== Records shown ==

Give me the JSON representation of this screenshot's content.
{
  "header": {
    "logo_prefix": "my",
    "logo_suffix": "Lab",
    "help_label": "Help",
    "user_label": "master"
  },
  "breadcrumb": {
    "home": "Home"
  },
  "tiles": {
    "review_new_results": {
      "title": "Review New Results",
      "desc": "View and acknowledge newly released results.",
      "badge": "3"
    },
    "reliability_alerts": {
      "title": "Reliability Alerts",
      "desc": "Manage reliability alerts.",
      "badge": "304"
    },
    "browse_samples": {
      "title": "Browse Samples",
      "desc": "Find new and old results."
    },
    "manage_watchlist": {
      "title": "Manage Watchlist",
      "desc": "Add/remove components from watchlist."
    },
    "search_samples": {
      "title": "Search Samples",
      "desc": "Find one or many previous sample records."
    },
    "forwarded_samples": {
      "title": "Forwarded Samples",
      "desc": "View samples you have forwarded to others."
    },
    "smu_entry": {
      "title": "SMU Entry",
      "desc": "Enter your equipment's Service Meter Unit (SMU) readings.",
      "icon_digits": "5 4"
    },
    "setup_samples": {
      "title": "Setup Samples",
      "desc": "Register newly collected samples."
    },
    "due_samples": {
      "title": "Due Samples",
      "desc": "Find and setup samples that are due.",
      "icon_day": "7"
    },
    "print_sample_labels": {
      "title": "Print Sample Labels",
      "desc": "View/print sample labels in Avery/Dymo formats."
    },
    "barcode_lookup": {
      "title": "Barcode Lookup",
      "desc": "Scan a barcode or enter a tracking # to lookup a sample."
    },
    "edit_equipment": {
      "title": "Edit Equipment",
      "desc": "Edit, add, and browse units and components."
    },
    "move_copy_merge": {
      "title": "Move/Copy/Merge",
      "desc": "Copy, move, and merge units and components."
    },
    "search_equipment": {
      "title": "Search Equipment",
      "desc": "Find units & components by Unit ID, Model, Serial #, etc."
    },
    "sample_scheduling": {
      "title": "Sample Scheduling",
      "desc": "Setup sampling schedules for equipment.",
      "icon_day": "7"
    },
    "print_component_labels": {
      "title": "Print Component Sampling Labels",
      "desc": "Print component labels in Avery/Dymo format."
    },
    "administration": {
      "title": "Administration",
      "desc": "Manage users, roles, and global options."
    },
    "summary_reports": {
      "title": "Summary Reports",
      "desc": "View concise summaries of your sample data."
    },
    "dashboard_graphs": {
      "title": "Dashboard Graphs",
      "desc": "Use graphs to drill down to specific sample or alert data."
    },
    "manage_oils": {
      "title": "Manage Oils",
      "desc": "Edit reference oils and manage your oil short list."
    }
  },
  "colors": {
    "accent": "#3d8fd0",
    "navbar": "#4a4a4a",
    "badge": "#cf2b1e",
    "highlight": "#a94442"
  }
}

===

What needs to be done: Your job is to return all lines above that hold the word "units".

Solution to this task:
      "desc": "Edit, add, and browse units and components."
      "desc": "Copy, move, and merge units and components."
      "desc": "Find units & components by Unit ID, Model, Serial #, etc."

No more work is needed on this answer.